Ferdie Pacheco, “The Fight Doctor,” famously once said, “Cassius Clay was born in Louisville. Muhammad Ali was born in Miami.”
You could further say Ali was born on Feb. 25, 1964 — exactly 50 years ago — on a surreal night at the Miami Beach Convention Center. He fought Sonny Liston as Clay, but his metamorphosis into the preening, floating butterfly that stung like a bee had already occurred.
He would announce the next day that his new name was Cassius X as a convert to the Nation of Islam. Within a week he was forever more Muhammad Ali, set to become perhaps the most important American athlete of the 20th century.
His playful braggadocio was like nothing we had seen. His politics and religion made him a lightning rod at a time the country still was divided by segregation. His new heavyweight championship belt, minted in Miami, made him a volatile star.
Pacheco, at 86, still lives in Miami, doctor, writer, painter, sweet scientist, Renaissance man, and the last alive of Ali’s old entourage. Being Ali’s physician and corner man gave Pacheco the most literal of ringside seats to boxing history — maybe no chapter of it more significant than that night at the convention center.

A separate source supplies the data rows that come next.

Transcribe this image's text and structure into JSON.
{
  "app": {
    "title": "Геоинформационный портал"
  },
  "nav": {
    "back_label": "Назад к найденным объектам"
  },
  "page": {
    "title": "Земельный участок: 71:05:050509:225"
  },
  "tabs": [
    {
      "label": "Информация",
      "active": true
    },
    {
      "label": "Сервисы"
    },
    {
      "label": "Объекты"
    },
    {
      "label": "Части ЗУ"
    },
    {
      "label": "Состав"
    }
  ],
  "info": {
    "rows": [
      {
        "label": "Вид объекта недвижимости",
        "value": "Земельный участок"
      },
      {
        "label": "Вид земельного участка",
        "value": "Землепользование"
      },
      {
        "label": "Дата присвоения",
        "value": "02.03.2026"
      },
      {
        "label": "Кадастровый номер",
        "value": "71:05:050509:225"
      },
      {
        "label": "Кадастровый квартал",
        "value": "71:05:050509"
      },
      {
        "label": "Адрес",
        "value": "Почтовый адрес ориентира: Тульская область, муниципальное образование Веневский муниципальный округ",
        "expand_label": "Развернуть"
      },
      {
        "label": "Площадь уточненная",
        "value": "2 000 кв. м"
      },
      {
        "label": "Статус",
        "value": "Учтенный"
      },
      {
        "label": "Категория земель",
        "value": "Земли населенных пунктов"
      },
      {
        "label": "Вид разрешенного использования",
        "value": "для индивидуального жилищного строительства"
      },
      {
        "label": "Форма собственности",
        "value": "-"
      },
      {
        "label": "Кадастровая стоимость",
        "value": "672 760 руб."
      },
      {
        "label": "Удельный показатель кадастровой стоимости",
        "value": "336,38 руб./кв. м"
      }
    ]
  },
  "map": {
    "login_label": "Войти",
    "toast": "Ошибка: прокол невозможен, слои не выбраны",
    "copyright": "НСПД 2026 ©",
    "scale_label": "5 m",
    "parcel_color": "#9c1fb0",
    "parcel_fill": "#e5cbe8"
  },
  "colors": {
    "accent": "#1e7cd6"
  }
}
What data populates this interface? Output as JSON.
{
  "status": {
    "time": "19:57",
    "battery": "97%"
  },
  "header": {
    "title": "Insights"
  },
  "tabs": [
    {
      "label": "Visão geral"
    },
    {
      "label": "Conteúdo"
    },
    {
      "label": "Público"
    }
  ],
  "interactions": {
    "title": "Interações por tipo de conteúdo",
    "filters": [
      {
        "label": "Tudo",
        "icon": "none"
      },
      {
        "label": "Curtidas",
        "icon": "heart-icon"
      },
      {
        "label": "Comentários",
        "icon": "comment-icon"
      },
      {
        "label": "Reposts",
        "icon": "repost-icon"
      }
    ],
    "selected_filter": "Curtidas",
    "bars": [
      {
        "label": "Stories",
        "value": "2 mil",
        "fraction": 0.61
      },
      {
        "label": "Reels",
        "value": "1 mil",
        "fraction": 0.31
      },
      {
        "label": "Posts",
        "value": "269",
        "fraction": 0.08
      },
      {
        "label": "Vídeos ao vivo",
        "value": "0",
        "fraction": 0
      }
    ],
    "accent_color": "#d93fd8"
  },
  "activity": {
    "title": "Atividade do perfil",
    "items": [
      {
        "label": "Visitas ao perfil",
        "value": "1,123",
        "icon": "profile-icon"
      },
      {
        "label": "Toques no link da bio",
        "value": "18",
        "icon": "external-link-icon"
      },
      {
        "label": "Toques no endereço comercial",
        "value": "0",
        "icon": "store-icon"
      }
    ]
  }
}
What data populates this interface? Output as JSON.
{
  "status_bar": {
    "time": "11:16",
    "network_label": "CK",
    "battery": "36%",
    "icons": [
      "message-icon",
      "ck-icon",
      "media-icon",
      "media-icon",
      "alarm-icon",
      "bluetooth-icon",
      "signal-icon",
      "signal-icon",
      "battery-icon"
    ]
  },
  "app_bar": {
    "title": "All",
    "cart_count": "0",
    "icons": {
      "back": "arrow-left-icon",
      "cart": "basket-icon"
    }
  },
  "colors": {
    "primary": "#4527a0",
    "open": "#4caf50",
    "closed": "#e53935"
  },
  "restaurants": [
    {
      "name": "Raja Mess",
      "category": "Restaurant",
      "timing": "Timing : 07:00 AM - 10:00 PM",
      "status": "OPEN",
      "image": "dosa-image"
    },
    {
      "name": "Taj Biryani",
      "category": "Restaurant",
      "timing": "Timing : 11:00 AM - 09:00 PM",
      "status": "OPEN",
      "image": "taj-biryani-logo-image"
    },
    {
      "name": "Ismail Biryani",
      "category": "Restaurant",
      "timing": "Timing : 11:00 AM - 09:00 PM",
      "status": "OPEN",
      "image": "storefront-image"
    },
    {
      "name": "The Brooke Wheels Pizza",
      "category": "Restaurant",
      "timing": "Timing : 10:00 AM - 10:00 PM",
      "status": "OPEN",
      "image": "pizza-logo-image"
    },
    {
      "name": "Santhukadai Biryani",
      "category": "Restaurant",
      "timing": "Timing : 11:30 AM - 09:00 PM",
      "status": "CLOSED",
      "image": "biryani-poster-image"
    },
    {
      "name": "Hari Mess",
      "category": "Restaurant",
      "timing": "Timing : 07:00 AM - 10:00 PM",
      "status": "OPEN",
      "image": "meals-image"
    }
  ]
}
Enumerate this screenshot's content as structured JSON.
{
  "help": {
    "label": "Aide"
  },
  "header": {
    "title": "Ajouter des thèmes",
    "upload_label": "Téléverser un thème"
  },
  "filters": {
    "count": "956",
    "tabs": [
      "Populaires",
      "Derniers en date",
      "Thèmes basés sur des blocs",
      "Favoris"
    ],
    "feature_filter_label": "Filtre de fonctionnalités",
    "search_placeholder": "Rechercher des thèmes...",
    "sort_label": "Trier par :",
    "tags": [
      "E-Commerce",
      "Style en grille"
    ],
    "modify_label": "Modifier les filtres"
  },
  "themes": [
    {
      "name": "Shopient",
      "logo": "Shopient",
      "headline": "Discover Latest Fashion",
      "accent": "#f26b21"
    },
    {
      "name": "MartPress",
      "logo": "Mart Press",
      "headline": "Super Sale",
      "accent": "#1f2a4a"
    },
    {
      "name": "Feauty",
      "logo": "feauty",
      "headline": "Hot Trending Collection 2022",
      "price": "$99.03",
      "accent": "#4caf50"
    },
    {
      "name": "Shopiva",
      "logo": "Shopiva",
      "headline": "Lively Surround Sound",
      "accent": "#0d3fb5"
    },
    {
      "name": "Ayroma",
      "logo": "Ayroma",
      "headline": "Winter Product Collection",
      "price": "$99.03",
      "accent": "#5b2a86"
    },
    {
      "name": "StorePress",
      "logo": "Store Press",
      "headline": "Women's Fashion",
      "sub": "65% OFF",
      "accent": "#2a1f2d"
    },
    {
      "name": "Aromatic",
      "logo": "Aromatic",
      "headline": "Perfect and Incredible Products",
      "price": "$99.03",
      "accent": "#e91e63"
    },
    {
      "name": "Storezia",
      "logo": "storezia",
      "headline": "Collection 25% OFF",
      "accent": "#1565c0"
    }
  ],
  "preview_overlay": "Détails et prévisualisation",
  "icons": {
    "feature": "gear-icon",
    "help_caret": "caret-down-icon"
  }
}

The thing is, back then, on that night, it wasn’t about a context bigger than a square of ropes bordering a canvas floor.
“We didn’t know we were gonna win, we didn’t even think of the significance. There was sheer terror Liston was going to kill us!” Pacheco said Monday from his home. “It was a huge surprise. He out-fooled Liston and just boxed a beautiful fight. But the significance was for others to say, later. For us, that night, it was sheer elation, then we went home and went to sleep.”
As Clay-turning-Ali, then only 22, towered over a fallen Liston in triumph, America had a new counterculture hero, and our sports would never be the same.
Sports Illustrated on the eve of the millennium called that first Clay-Liston fight the fourth-biggest American sports moment of the past century. That makes it a logical starting place for anyone trying to decipher the biggest sports moment we have hosted and seen here in South Florida.
If you might nominate instead the Super Bowl 3 “guarantee” Joe Namath fulfilled across town at the Orange Bowl not quite five years later, I’d remind you Namath simply was the first athlete to successfully embrace the template that Clay/Ali created for everyone who followed.
Ali kicked open doors and allowed color and outlandish personality to flow into our games. Instantly, sports changed. He gave breadth and volume to the voice of athletes. Namath parading to town with his fur coat and his guarantee — he should have paid Ali royalties.
Liston, the aging but feared reigning champion, had been the heavy betting favorite to knock that bluster clean out of Clay. To shut him up.
A black-and-white photo shows Edwin Pope, the great longtime former Miami Herald sports columnist, ringside that night with his mouth agape and an unlit cigarette on his lip, in the moment Clay won.
“The night exploded so fast I never got the match to the cigarette,” Pope explained about the photo in a 1989 column on the fight’s 25th anniversary. “I remember thinking, ‘This can’t be happening.’ ”
Pope lamented then that the significance of that night had largely been forgotten. I didn’t know my mentor to be wrong often, but thankfully about that he might have been.
The HistoryMiami museum on West Flagler Street is commemorating the fight’s 50th anniversary with an art and photo exhibit, and Pacheco is to headline a panel discussion there Tuesday night from 7 p.m. to 9 p.m. Fifty years earlier, exactly, the Miami Beach Convention Center would have been filling for the main event, with arriving fight fans having little idea a stunning coronation was to take place on the canvas.
That night was the epicenter of a golden era of boxing in Miami, back when Miami Beach’s famed, original 5th Street Gym, a jog from the convention center, was the splendidly seedy hub of it. Clay trained there for that first Liston fight. The gym, the love and life of brothers Chris and Angelo Dundee, now both passed, lasted 42 years.
The last time I remember walking up those sagging steps to enter the pungent squalor of the gym had been to interview actor Mickey Rourke, then embarked on a short-lived boxing career. Some skinny fighter played a drumbeat on a speed bag against a backlit window.
Not long afterward, Pacheco and I stood together and watched the 5th Street Gym razed by a wrecking ball on a morning in 1993, history crushed to rubble, old ghosts rising in the clouds of chalky dust. I remember thinking, “Anything can be torn down, if this can.”
Pacheco saved from the demolition an old “rubbing table” where fighters could get a massage. The table is in his house. It holds his paints. The Fight Doctor called that grimy, beautiful old gym “our earthly equivalent of the kingdom of Oz.”
These days the former Cassius Clay is, at 72, a brittle shell in the cruel embrace of Parkinson’s, while the original 5th Street Gym is as irretrievably gone as some magical, disappeared night 50 years past.
None of them is forgotten, though. Never that.
In the memory, the old 5th Street Gym is still thrumming, full of sweat and dreams, and its most famous fighter is in its humid mist, floating like a butterfly.